"[Schulenburg] attributed [Sophie's] death to chagrin over an unfriendly letter she had received from Queen Anne (K 9, pp. 454-455).  Owing to a misunderstanding, the Queen believed that Hanover wished to send the Electoral Prince [Georg August (1683-1760)] to London without advising her Court, and she made clear her objection to the presence of the Prince in London during her lifetime.

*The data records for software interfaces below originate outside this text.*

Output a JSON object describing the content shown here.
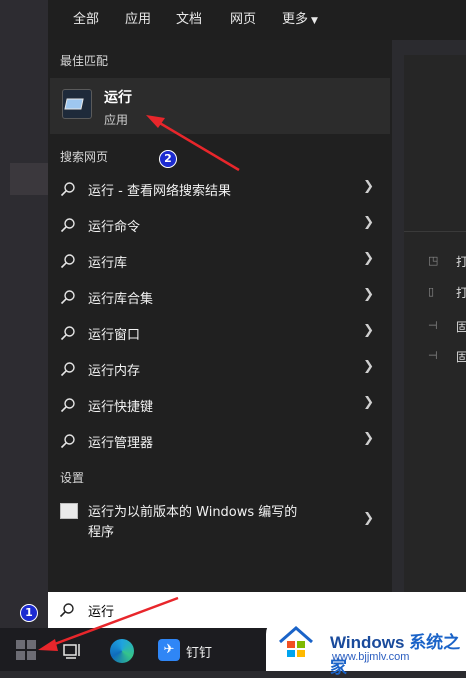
{
  "tabs": [
    {
      "label": "全部"
    },
    {
      "label": "应用"
    },
    {
      "label": "文档"
    },
    {
      "label": "网页"
    },
    {
      "label": "更多"
    }
  ],
  "best_match": {
    "header": "最佳匹配",
    "title": "运行",
    "subtitle": "应用"
  },
  "web": {
    "header": "搜索网页",
    "items": [
      {
        "label": "运行 - 查看网络搜索结果"
      },
      {
        "label": "运行命令"
      },
      {
        "label": "运行库"
      },
      {
        "label": "运行库合集"
      },
      {
        "label": "运行窗口"
      },
      {
        "label": "运行内存"
      },
      {
        "label": "运行快捷键"
      },
      {
        "label": "运行管理器"
      }
    ]
  },
  "settings": {
    "header": "设置",
    "line1": "运行为以前版本的 Windows 编写的",
    "line2": "程序"
  },
  "right_pane": {
    "items": [
      {
        "icon": "open-icon",
        "label": "打"
      },
      {
        "icon": "folder-icon",
        "label": "打"
      },
      {
        "icon": "pin-icon",
        "label": "固"
      },
      {
        "icon": "pin-icon",
        "label": "固"
      }
    ]
  },
  "search": {
    "value": "运行"
  },
  "taskbar": {
    "dingding_label": "钉钉"
  },
  "annotations": {
    "badge1": "1",
    "badge2": "2"
  },
  "watermark": {
    "brand": "Windows",
    "brand_cn": "系统之家",
    "url": "www.bjjmlv.com"
  },
  "colors": {
    "accent_red": "#e8262b",
    "badge_blue": "#1c2bd0",
    "panel_bg": "#202020"
  }
}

On 9 June (not knowing that Sophie had died the day before), Leibniz sent a letter to von der Schulenburg (K 9, pp. 478-479) defending the action of the ambassador Ludwig Justus von Schütz in addressing his request concerning the [Electoral] Prince to the Chancellor rather than the Queen, for that was the recognized diplomatic procedure.  Sophie was certainly upset by the Queen's letter (and similar letters to the Elector and the Electoral Prince), for two days before her death, she remarked to the Countess of Bückeburg that the affair would make her ill and that she would die of it.  On the fatal Friday, Sophie dined in public and in the evening she walked in the park discussing the affairs of England with [Princess] Caroline (1683-1737) [of Brandenburg - Ansbach].  Turning to the Countess von Bückeburg, who was walking a few steps distance out of respect, she took her hand and walked between the Countess and the Princess, talking about all sorts of things, among them the beauty of Madame Bousch, who was walking with her sister at the other end of the avenue.  When they were in the middle of the park and had traversed the avenue up to the first fountain, Sophie began to falter.  Caroline asked if she was ill.  She sighed and indicated her stomach.  It started to rain heavily and the park emptied.  With difficulty she tried to make the ten steps to the nearest shelter.  Then she said, 'I am very ill; give me your hand.'  A few moments later she was dead." [Aiton, pp. 318-319]


  • The Encyclopedia Britannica, 13th edition. New York: The Encyclopedia Britannica, Inc., 1926.
  • Aiton, E. J. Leibniz: A Biography. Boston: Adam Hilger, 1985.
  • Hatton, Ragnhild Marie. George I: Elector and King. Cambridge, Mass.: Harvard University Press, 1978.
  • Leibniz, G. W.  Die philosophischen Schriften.  Ed. C. I. Gerhardt. 7 vols. Berlin, 1857-1890. Reprinted Hildesheim, 1965. [Abbreviated as G]
  • Leibniz. G. W.  Die Werke von Leibniz, erste Reihe: Historisch-politische und staatswissenschaftliche Schriften.  Ed. O. Klopp. 11 vols. Hanover, 1864-1884.